Earlier this month, EDRM held its 9th annual kickoff meeting in St. Paul, Minn. Bob Rohlf, Exterro’s E-Discovery Counsel, and Tom Cohen, Exterro’s Channel Manager, attended the meeting and spoke with the E-Discovery Beat editors about some of this year’s highlights.
E-Discovery Beat: What is the purpose of the EDRM kickoff, and who takes part in the meeting?
Rohlf: EDRM has two meetings per year, a spring kickoff and a fall progress meeting. The spring meeting is often the best attended.
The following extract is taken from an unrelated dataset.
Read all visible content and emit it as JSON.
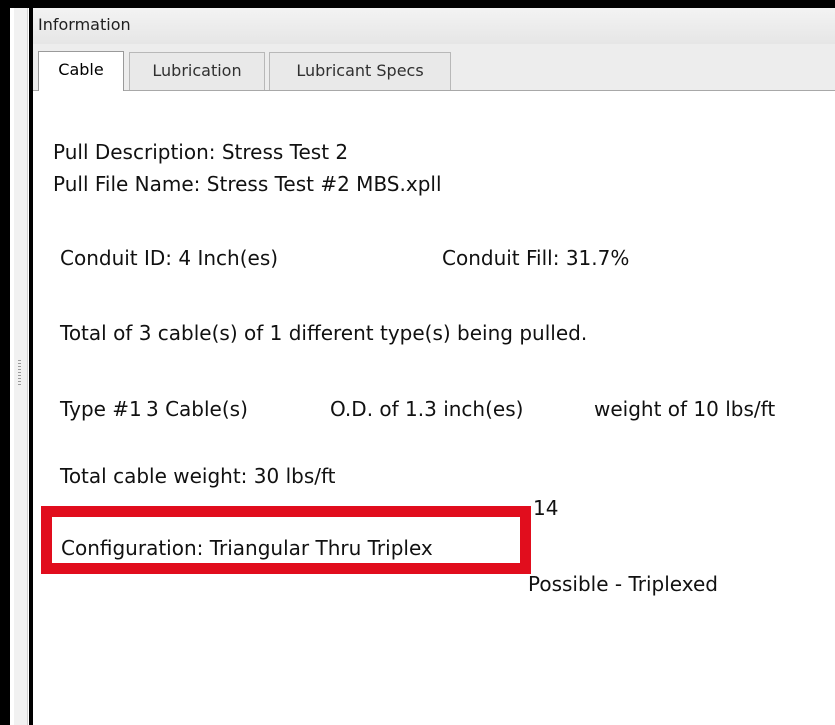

The purpose of the kickoff meeting is:
- Review the previous year’s progress by the various project teams
- Decide whether or not to continue particular projects
- Decide on new tasks for new continuing projects
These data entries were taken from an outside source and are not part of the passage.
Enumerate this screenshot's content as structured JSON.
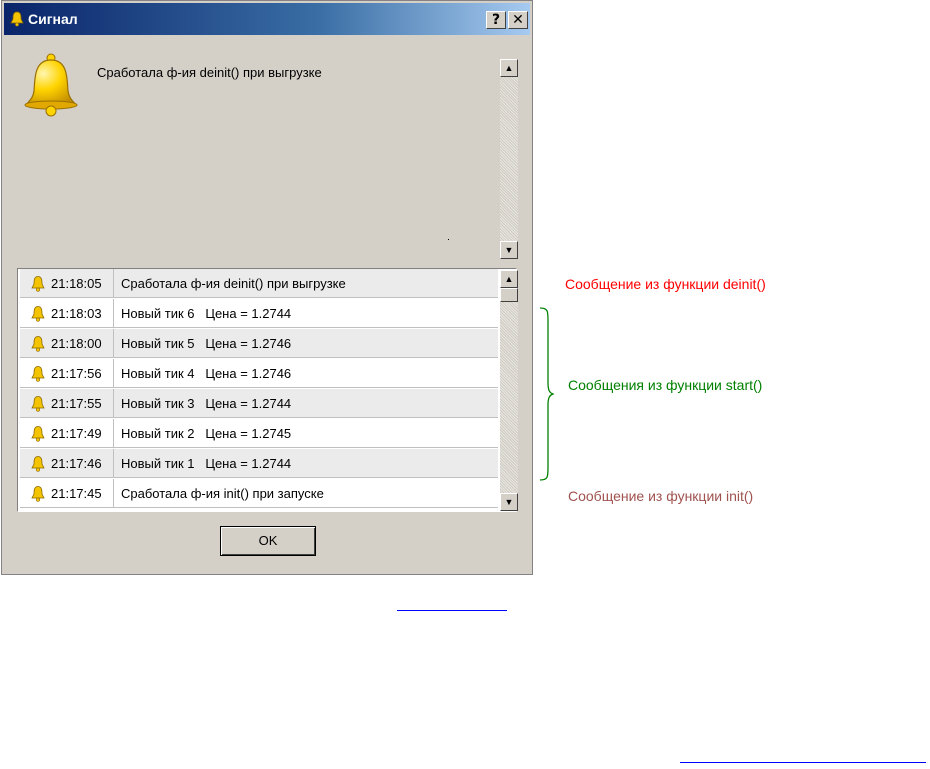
{
  "window": {
    "title": "Сигнал",
    "help_label": "?",
    "close_label": "✕",
    "message": "Сработала ф-ия deinit() при выгрузке"
  },
  "log": [
    {
      "time": "21:18:05",
      "msg": "Сработала ф-ия deinit() при выгрузке"
    },
    {
      "time": "21:18:03",
      "msg": "Новый тик 6   Цена = 1.2744"
    },
    {
      "time": "21:18:00",
      "msg": "Новый тик 5   Цена = 1.2746"
    },
    {
      "time": "21:17:56",
      "msg": "Новый тик 4   Цена = 1.2746"
    },
    {
      "time": "21:17:55",
      "msg": "Новый тик 3   Цена = 1.2744"
    },
    {
      "time": "21:17:49",
      "msg": "Новый тик 2   Цена = 1.2745"
    },
    {
      "time": "21:17:46",
      "msg": "Новый тик 1   Цена = 1.2744"
    },
    {
      "time": "21:17:45",
      "msg": "Сработала ф-ия init() при запуске"
    }
  ],
  "ok_label": "OK",
  "annotations": {
    "deinit": "Сообщение из функции deinit()",
    "start": "Сообщения из функции start()",
    "init": "Сообщение из функции  init()"
  },
  "colors": {
    "deinit": "#ff0000",
    "start": "#008000",
    "init": "#a0524e"
  },
  "icons": {
    "title": "bell-icon",
    "message": "bell-icon",
    "row": "bell-icon"
  }
}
- Evaluate and adjust the course for EDRM as a whole
- Propose new projects and recruit working members for these projects Read more
Judge Scheindlin Orders Production of Documents from Bank of China and more E-Discovery News of the Week
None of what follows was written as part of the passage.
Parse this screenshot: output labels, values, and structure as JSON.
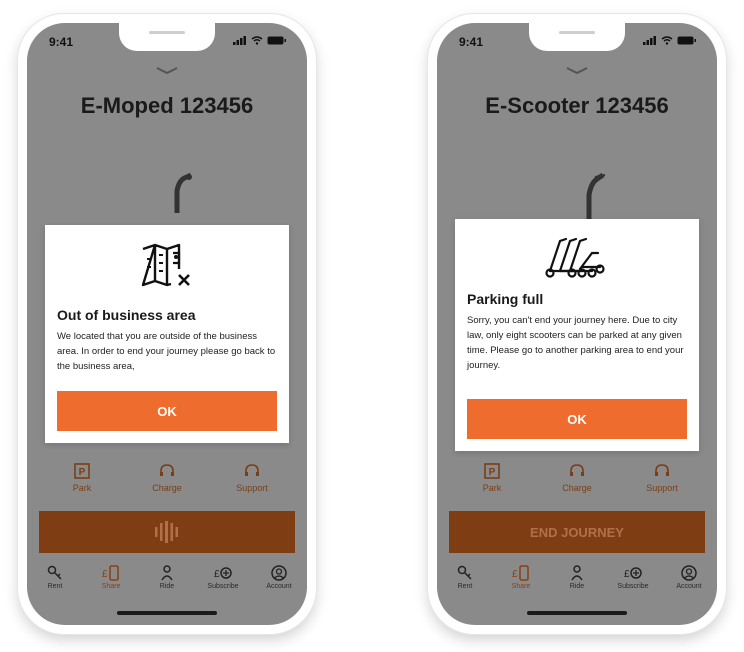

Inside Counsel: Legal privilege and the challenge of technology
Corporate Counsel: 6 Things In-House Counsel Must Know About E-Discovery
Bow Tie Law’s Blog: Meet & Confer at 10 Paces
Electronic Discovery Law: For Good Cause Shown, Plaintiffs No Longer Required to Utilize Predictive Coding
By Mike Hamilton, J.D.
In last week’s post, “I Want Everything” Doesn’t Work…Even For Social Media, I noted that there is an emerging trend around requesting complete access to personal social media accounts during e-discovery. This is problematic since these requests usually will go beyond the relevancy standard defined in the Federal Rules of Civil Procedure (FRCP). So the question becomes, what must a party do to successfully request access to social media data? The Middle District of Tennessee provided some clarity to help answer this question with a recent ruling in Holly Potts v. Dollar Tree Stores, Inc. (M.D. Tenn. March 20, 2013). Read more
By Scott Giordano, Esq., Corporate Technology Counsel, Exterro
Following is a guest blog post from Exterro’s Corporate Technology Counsel, Scott Giordano, who recently moderated a panel on Big Data at IQPC’s Information Governance & eDiscovery Strategy Exchange held in San Diego on May 5-7.
“Ask 10 people what ‘Big Data’ means to them and you’ll get 11 different answers.” That was my opening remark at Getting to Grips With Big Data, a panel discussion I moderated last week at IQPC’s Information Governance & eDiscovery Strategy Exchange, held in San Diego. Certainly, “Big Data” could have been exchanged for “The Cloud” a few years ago, and the statement would have been equally valid. We were fortunate to have two excellent panelists, Melinda Goodleaf, a security analyst with Starbucks, and Michael Frazier, a litigation and e-discovery manager at CareFusion, who shed some light on this phenomenon. The panel discussion was divided into three questions: Read more
Talk of further changes to the Federal Rules of Civil Procedure (FRCP) addressing e-discovery requirements has heated up following a vote last month by the United States Courts’ Advisory Committee on Civil Rules to officially submit a number of proposed amendments. The Standing Committee on Rules of Practice and Procedure will meet in June to decide whether or not to approve the amendments and submit them for public comment. Read more